Material provided:
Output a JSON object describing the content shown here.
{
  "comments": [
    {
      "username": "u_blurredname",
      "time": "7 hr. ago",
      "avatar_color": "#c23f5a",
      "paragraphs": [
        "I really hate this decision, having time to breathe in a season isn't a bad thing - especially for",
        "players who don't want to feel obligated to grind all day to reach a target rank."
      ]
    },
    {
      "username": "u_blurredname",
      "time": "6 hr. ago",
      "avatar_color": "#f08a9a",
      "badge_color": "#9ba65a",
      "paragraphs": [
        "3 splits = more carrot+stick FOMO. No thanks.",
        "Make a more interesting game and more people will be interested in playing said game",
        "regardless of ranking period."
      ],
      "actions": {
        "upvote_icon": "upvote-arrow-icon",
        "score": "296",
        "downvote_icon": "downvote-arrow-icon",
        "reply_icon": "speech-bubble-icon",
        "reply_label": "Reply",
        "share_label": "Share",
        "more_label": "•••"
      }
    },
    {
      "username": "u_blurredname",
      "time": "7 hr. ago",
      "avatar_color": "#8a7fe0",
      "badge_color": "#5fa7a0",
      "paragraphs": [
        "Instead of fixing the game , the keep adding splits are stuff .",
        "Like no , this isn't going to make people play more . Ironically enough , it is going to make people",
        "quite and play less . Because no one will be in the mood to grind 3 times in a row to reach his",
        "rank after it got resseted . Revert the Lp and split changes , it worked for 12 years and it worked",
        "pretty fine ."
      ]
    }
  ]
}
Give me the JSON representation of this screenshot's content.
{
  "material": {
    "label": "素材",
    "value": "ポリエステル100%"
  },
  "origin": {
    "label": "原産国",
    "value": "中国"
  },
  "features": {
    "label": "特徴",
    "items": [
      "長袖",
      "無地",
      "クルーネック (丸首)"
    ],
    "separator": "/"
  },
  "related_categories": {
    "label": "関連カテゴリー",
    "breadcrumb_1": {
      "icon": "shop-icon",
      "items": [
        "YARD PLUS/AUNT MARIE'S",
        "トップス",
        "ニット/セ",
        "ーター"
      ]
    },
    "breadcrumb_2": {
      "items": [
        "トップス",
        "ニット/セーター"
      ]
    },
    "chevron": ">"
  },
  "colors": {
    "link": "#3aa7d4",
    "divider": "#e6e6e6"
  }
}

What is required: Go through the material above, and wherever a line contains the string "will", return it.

Solved problem:
        "Make a more interesting game and more people will be interested in playing said game",
        "quite and play less . Because no one will be in the mood to grind 3 times in a row to reach his",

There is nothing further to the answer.